TASK DIRECTIONS: Wherever the word "JSON" appears in a line below, that line counts; report the total number of such lines only.

[Dataset entries]
_ _ _ _

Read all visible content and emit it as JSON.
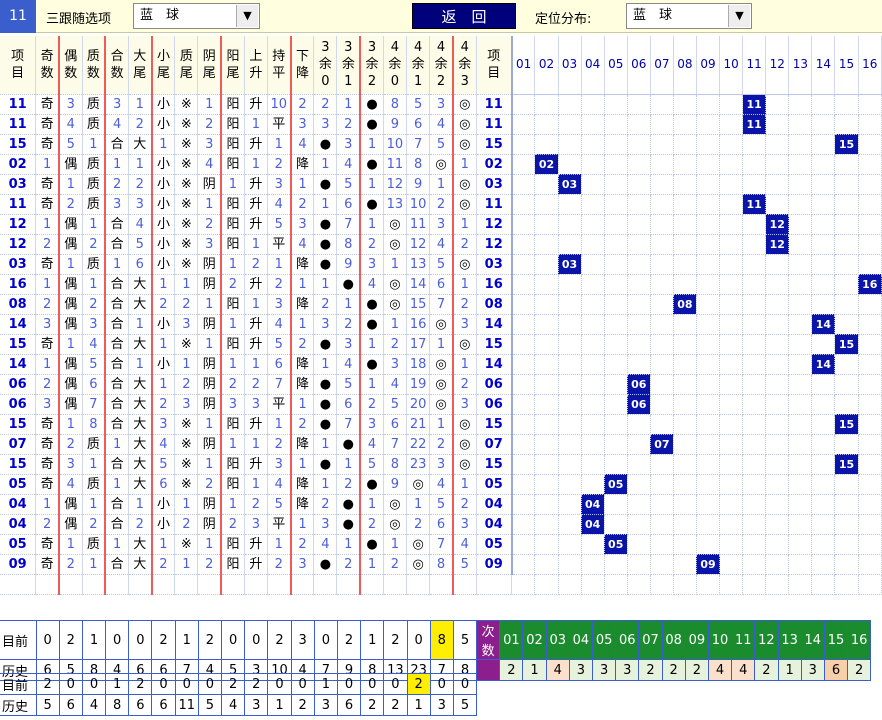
{
  "header": {
    "current": "11",
    "follow_label": "三跟随选项",
    "follow_value": "蓝　球",
    "back": "返　回",
    "dist_label": "定位分布:",
    "dist_value": "蓝　球",
    "arrow": "▼"
  },
  "columns": [
    "项目",
    "奇数",
    "偶数",
    "质数",
    "合数",
    "大尾",
    "小尾",
    "质尾",
    "阴尾",
    "阳尾",
    "上升",
    "持平",
    "下降",
    "3余0",
    "3余1",
    "3余2",
    "4余0",
    "4余1",
    "4余2",
    "4余3",
    "项目"
  ],
  "positions": [
    "01",
    "02",
    "03",
    "04",
    "05",
    "06",
    "07",
    "08",
    "09",
    "10",
    "11",
    "12",
    "13",
    "14",
    "15",
    "16"
  ],
  "rows": [
    {
      "id": "11",
      "c": [
        "奇",
        "3",
        "质",
        "3",
        "1",
        "小",
        "※",
        "1",
        "阳",
        "升",
        "10",
        "2",
        "2",
        "1",
        "●",
        "8",
        "5",
        "3",
        "◎"
      ],
      "hit": 11
    },
    {
      "id": "11",
      "c": [
        "奇",
        "4",
        "质",
        "4",
        "2",
        "小",
        "※",
        "2",
        "阳",
        "1",
        "平",
        "3",
        "3",
        "2",
        "●",
        "9",
        "6",
        "4",
        "◎"
      ],
      "hit": 11
    },
    {
      "id": "15",
      "c": [
        "奇",
        "5",
        "1",
        "合",
        "大",
        "1",
        "※",
        "3",
        "阳",
        "升",
        "1",
        "4",
        "●",
        "3",
        "1",
        "10",
        "7",
        "5",
        "◎"
      ],
      "hit": 15
    },
    {
      "id": "02",
      "c": [
        "1",
        "偶",
        "质",
        "1",
        "1",
        "小",
        "※",
        "4",
        "阳",
        "1",
        "2",
        "降",
        "1",
        "4",
        "●",
        "11",
        "8",
        "◎",
        "1"
      ],
      "hit": 2
    },
    {
      "id": "03",
      "c": [
        "奇",
        "1",
        "质",
        "2",
        "2",
        "小",
        "※",
        "阴",
        "1",
        "升",
        "3",
        "1",
        "●",
        "5",
        "1",
        "12",
        "9",
        "1",
        "◎"
      ],
      "hit": 3
    },
    {
      "id": "11",
      "c": [
        "奇",
        "2",
        "质",
        "3",
        "3",
        "小",
        "※",
        "1",
        "阳",
        "升",
        "4",
        "2",
        "1",
        "6",
        "●",
        "13",
        "10",
        "2",
        "◎"
      ],
      "hit": 11
    },
    {
      "id": "12",
      "c": [
        "1",
        "偶",
        "1",
        "合",
        "4",
        "小",
        "※",
        "2",
        "阳",
        "升",
        "5",
        "3",
        "●",
        "7",
        "1",
        "◎",
        "11",
        "3",
        "1"
      ],
      "hit": 12
    },
    {
      "id": "12",
      "c": [
        "2",
        "偶",
        "2",
        "合",
        "5",
        "小",
        "※",
        "3",
        "阳",
        "1",
        "平",
        "4",
        "●",
        "8",
        "2",
        "◎",
        "12",
        "4",
        "2"
      ],
      "hit": 12
    },
    {
      "id": "03",
      "c": [
        "奇",
        "1",
        "质",
        "1",
        "6",
        "小",
        "※",
        "阴",
        "1",
        "2",
        "1",
        "降",
        "●",
        "9",
        "3",
        "1",
        "13",
        "5",
        "◎"
      ],
      "hit": 3
    },
    {
      "id": "16",
      "c": [
        "1",
        "偶",
        "1",
        "合",
        "大",
        "1",
        "1",
        "阴",
        "2",
        "升",
        "2",
        "1",
        "1",
        "●",
        "4",
        "◎",
        "14",
        "6",
        "1"
      ],
      "hit": 16
    },
    {
      "id": "08",
      "c": [
        "2",
        "偶",
        "2",
        "合",
        "大",
        "2",
        "2",
        "1",
        "阳",
        "1",
        "3",
        "降",
        "2",
        "1",
        "●",
        "◎",
        "15",
        "7",
        "2"
      ],
      "hit": 8
    },
    {
      "id": "14",
      "c": [
        "3",
        "偶",
        "3",
        "合",
        "1",
        "小",
        "3",
        "阴",
        "1",
        "升",
        "4",
        "1",
        "3",
        "2",
        "●",
        "1",
        "16",
        "◎",
        "3"
      ],
      "hit": 14
    },
    {
      "id": "15",
      "c": [
        "奇",
        "1",
        "4",
        "合",
        "大",
        "1",
        "※",
        "1",
        "阳",
        "升",
        "5",
        "2",
        "●",
        "3",
        "1",
        "2",
        "17",
        "1",
        "◎"
      ],
      "hit": 15
    },
    {
      "id": "14",
      "c": [
        "1",
        "偶",
        "5",
        "合",
        "1",
        "小",
        "1",
        "阴",
        "1",
        "1",
        "6",
        "降",
        "1",
        "4",
        "●",
        "3",
        "18",
        "◎",
        "1"
      ],
      "hit": 14
    },
    {
      "id": "06",
      "c": [
        "2",
        "偶",
        "6",
        "合",
        "大",
        "1",
        "2",
        "阴",
        "2",
        "2",
        "7",
        "降",
        "●",
        "5",
        "1",
        "4",
        "19",
        "◎",
        "2"
      ],
      "hit": 6
    },
    {
      "id": "06",
      "c": [
        "3",
        "偶",
        "7",
        "合",
        "大",
        "2",
        "3",
        "阴",
        "3",
        "3",
        "平",
        "1",
        "●",
        "6",
        "2",
        "5",
        "20",
        "◎",
        "3"
      ],
      "hit": 6
    },
    {
      "id": "15",
      "c": [
        "奇",
        "1",
        "8",
        "合",
        "大",
        "3",
        "※",
        "1",
        "阳",
        "升",
        "1",
        "2",
        "●",
        "7",
        "3",
        "6",
        "21",
        "1",
        "◎"
      ],
      "hit": 15
    },
    {
      "id": "07",
      "c": [
        "奇",
        "2",
        "质",
        "1",
        "大",
        "4",
        "※",
        "阴",
        "1",
        "1",
        "2",
        "降",
        "1",
        "●",
        "4",
        "7",
        "22",
        "2",
        "◎"
      ],
      "hit": 7
    },
    {
      "id": "15",
      "c": [
        "奇",
        "3",
        "1",
        "合",
        "大",
        "5",
        "※",
        "1",
        "阳",
        "升",
        "3",
        "1",
        "●",
        "1",
        "5",
        "8",
        "23",
        "3",
        "◎"
      ],
      "hit": 15
    },
    {
      "id": "05",
      "c": [
        "奇",
        "4",
        "质",
        "1",
        "大",
        "6",
        "※",
        "2",
        "阳",
        "1",
        "4",
        "降",
        "1",
        "2",
        "●",
        "9",
        "◎",
        "4",
        "1"
      ],
      "hit": 5
    },
    {
      "id": "04",
      "c": [
        "1",
        "偶",
        "1",
        "合",
        "1",
        "小",
        "1",
        "阴",
        "1",
        "2",
        "5",
        "降",
        "2",
        "●",
        "1",
        "◎",
        "1",
        "5",
        "2"
      ],
      "hit": 4
    },
    {
      "id": "04",
      "c": [
        "2",
        "偶",
        "2",
        "合",
        "2",
        "小",
        "2",
        "阴",
        "2",
        "3",
        "平",
        "1",
        "3",
        "●",
        "2",
        "◎",
        "2",
        "6",
        "3"
      ],
      "hit": 4
    },
    {
      "id": "05",
      "c": [
        "奇",
        "1",
        "质",
        "1",
        "大",
        "1",
        "※",
        "1",
        "阳",
        "升",
        "1",
        "2",
        "4",
        "1",
        "●",
        "1",
        "◎",
        "7",
        "4"
      ],
      "hit": 5
    },
    {
      "id": "09",
      "c": [
        "奇",
        "2",
        "1",
        "合",
        "大",
        "2",
        "1",
        "2",
        "阳",
        "升",
        "2",
        "3",
        "●",
        "2",
        "1",
        "2",
        "◎",
        "8",
        "5"
      ],
      "hit": 9
    }
  ],
  "stats1": {
    "cur_label": "目前",
    "hist_label": "历史",
    "current": [
      "0",
      "2",
      "1",
      "0",
      "0",
      "2",
      "1",
      "2",
      "0",
      "0",
      "2",
      "3",
      "0",
      "2",
      "1",
      "2",
      "0",
      "8",
      "5"
    ],
    "history": [
      "6",
      "5",
      "8",
      "4",
      "6",
      "6",
      "7",
      "4",
      "5",
      "3",
      "10",
      "4",
      "7",
      "9",
      "8",
      "13",
      "23",
      "7",
      "8"
    ]
  },
  "counts": {
    "label": "次数",
    "positions": [
      "01",
      "02",
      "03",
      "04",
      "05",
      "06",
      "07",
      "08",
      "09",
      "10",
      "11",
      "12",
      "13",
      "14",
      "15",
      "16"
    ],
    "values": [
      "2",
      "1",
      "4",
      "3",
      "3",
      "3",
      "2",
      "2",
      "2",
      "4",
      "4",
      "2",
      "1",
      "3",
      "6",
      "2"
    ]
  },
  "stats2": {
    "cur_label": "目前",
    "hist_label": "历史",
    "current": [
      "2",
      "0",
      "0",
      "1",
      "2",
      "0",
      "0",
      "0",
      "2",
      "2",
      "0",
      "0",
      "1",
      "0",
      "0",
      "0",
      "2",
      "0",
      "0"
    ],
    "history": [
      "5",
      "6",
      "4",
      "8",
      "6",
      "6",
      "11",
      "5",
      "4",
      "3",
      "1",
      "2",
      "3",
      "6",
      "2",
      "2",
      "1",
      "3",
      "5"
    ]
  }
}
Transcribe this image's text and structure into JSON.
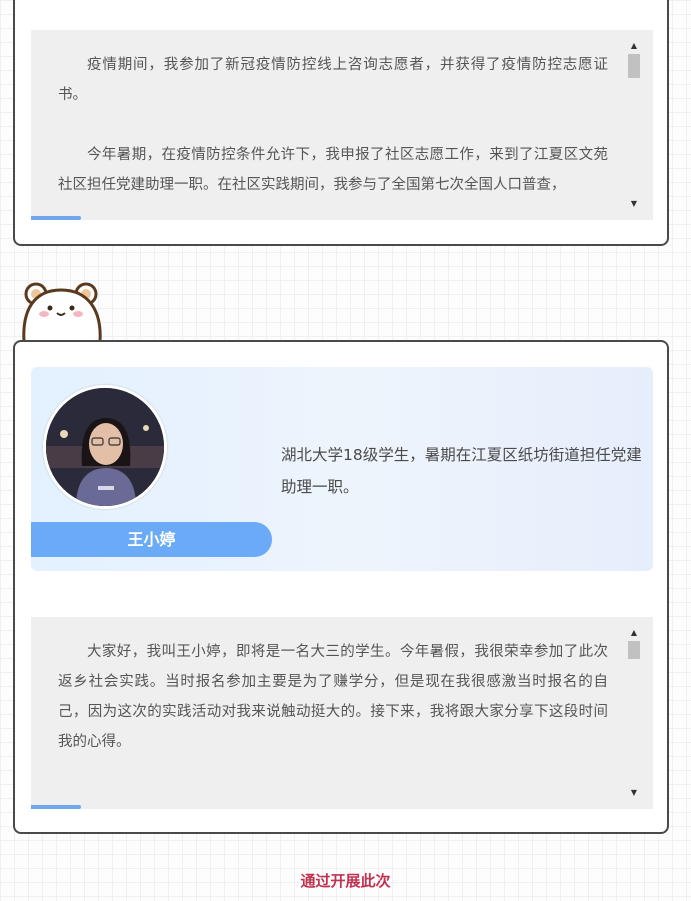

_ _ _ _

COMPLETED TASK: 2